With the US House of Representatives poised to impeach President Donald Trump for a second time – just days before he is to leave office – questions are being raised about what happens next.
Here are some of the possible scenarios if the House, as expected, impeaches Trump on Wednesday for inciting last week’s attack by his supporters on the US Capitol as Congress certified Democrat Joe Biden’s presidential election victory:
The usual process is for the Senate to hold a trial for a president who has been impeached by the House.
That’s what happened last year after Trump was impeached by the Democratic-controlled House for pressuring the leader of Ukraine to dig up political dirt on Biden.
Trump was acquitted by the Republican-majority Senate.
This time, however, Trump has only a week left in the White House and Biden is to be sworn in as the 46th president of the United States on January 20.
That time crunch has sparked debate and speculation about whether the Senate can hold a trial before Trump leaves office.
Call Senate back early?
The Senate is in recess and is not scheduled to return until January 19.
Republican Senate Majority Leader Mitch McConnell has said a trial could not begin until January 20 – the day Trump is scheduled to leave office.
According to McConnell’s office, bringing the Senate back early would require the unanimous consent of all 100 senators – an unlikely scenario.
According to the office of Democratic Senate Minority Leader Chuck Schumer, a 2004 resolution allows the Senate to be brought back for emergency session with the consent of both the Majority and Minority leaders.
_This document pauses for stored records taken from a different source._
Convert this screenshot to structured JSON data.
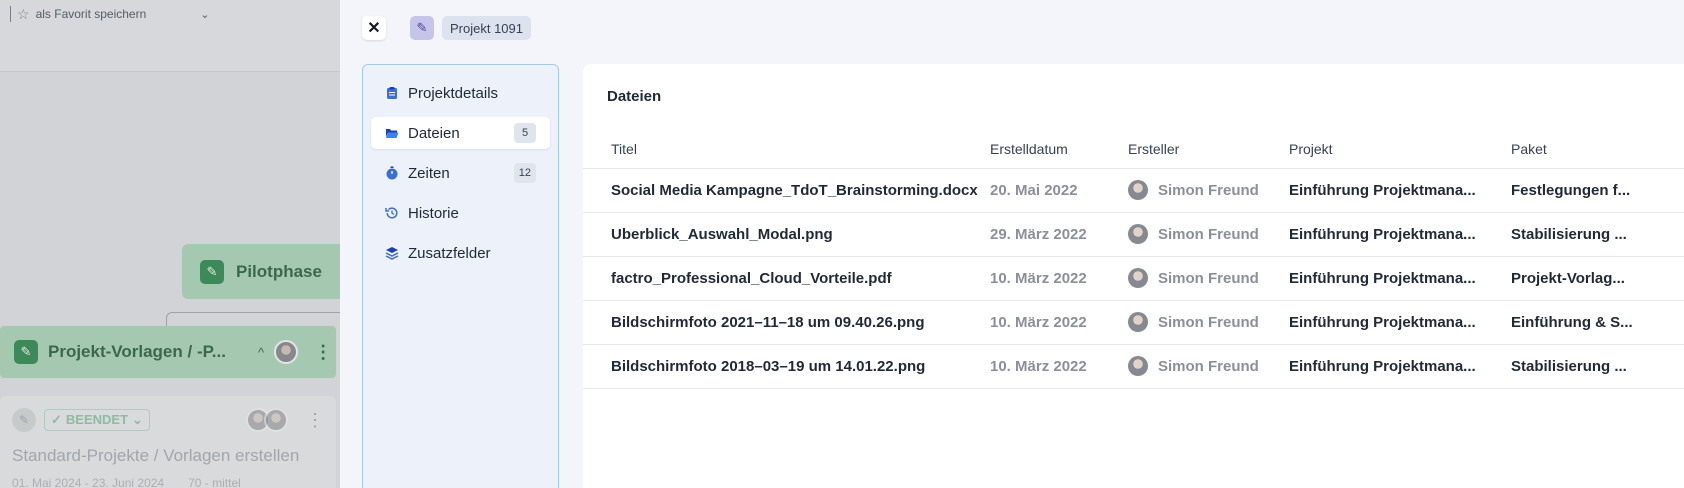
{
  "background": {
    "favorite_label": "als Favorit speichern",
    "phase_label": "Pilotphase",
    "template_title": "Projekt-Vorlagen / -P...",
    "task": {
      "status": "BEENDET",
      "title": "Standard-Projekte / Vorlagen erstellen",
      "dates": "01. Mai 2024 - 23. Juni 2024",
      "priority": "70 - mittel"
    }
  },
  "modal": {
    "project_label": "Projekt 1091",
    "nav": [
      {
        "label": "Projektdetails",
        "icon": "clipboard-icon",
        "count": ""
      },
      {
        "label": "Dateien",
        "icon": "folder-open-icon",
        "count": "5"
      },
      {
        "label": "Zeiten",
        "icon": "stopwatch-icon",
        "count": "12"
      },
      {
        "label": "Historie",
        "icon": "history-icon",
        "count": ""
      },
      {
        "label": "Zusatzfelder",
        "icon": "layers-icon",
        "count": ""
      }
    ],
    "section_title": "Dateien",
    "columns": {
      "title": "Titel",
      "created": "Erstelldatum",
      "creator": "Ersteller",
      "project": "Projekt",
      "package": "Paket"
    },
    "rows": [
      {
        "title": "Social Media Kampagne_TdoT_Brainstorming.docx",
        "date": "20. Mai 2022",
        "creator": "Simon Freund",
        "project": "Einführung Projektmana...",
        "package": "Festlegungen f..."
      },
      {
        "title": "Uberblick_Auswahl_Modal.png",
        "date": "29. März 2022",
        "creator": "Simon Freund",
        "project": "Einführung Projektmana...",
        "package": "Stabilisierung ..."
      },
      {
        "title": "factro_Professional_Cloud_Vorteile.pdf",
        "date": "10. März 2022",
        "creator": "Simon Freund",
        "project": "Einführung Projektmana...",
        "package": "Projekt-Vorlag..."
      },
      {
        "title": "Bildschirmfoto 2021–11–18 um 09.40.26.png",
        "date": "10. März 2022",
        "creator": "Simon Freund",
        "project": "Einführung Projektmana...",
        "package": "Einführung & S..."
      },
      {
        "title": "Bildschirmfoto 2018–03–19 um 14.01.22.png",
        "date": "10. März 2022",
        "creator": "Simon Freund",
        "project": "Einführung Projektmana...",
        "package": "Stabilisierung ..."
      }
    ]
  }
}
“There is nothing to prevent the Senate from taking it up immediately if Senate Majority Leader Mitch McConnell decides that he wants to proceed,” Democratic Representative James McGovern of Massachusetts, the chairman of the House Rules Committee, said Wednesday.
Pelosi and McConnell
If Trump is impeached by the House, it is up to Nancy Pelosi, the Democratic speaker of the House, to decide when to send the article of impeachment to the Senate.
She could send it over immediately once it is passed on Wednesday or she could wait, as some Democrats have suggested, until after Trump leaves office and Biden is comfortably in place.
Once it reaches the Senate, McConnell’s intentions are unclear.
The powerful Republican senator from Kentucky thwarted the last bid to convict Trump in the Senate, managing to rally all Republican senators with the exception of Mitt Romney of Utah to vote for acquittal.
But The New York Times reported on Wednesday that McConnell believes Trump did commit impeachable offenses and sees an opportunity to rid the Republican Party of the real estate tycoon once and for all.
A two-thirds majority of the senators present is needed to convict the president, meaning that if all of them are in the chamber at least 17 Republicans would have to join Democrats in voting for conviction.
If the Senate is unable to hold a trial before Trump leaves the White House on January 20 the question arises as to whether he can be tried after leaving office.
This has never happened before and some constitutional scholars argue that an ex-president cannot be tried by the Senate.
All three previous presidential impeachments – those of Trump and presidents Andrew Johnson and Bill Clinton – occurred while the leaders were still in the White House.
Like Trump, both Johnson – in 1868 – and Clinton – in 1998-99 – were impeached by the House but acquitted by the Senate.
But the House has impeached and the Senate has tried former senators and judges after they were no longer in office or on the bench.
One of the arguments being made for putting Trump on trial even after he leaves office is that a conviction could prevent him from ever holding federal office again.
Trump has expressed interest in potentially running for president again in 2024 and a simple majority vote of the Senate could bar him from another White House run.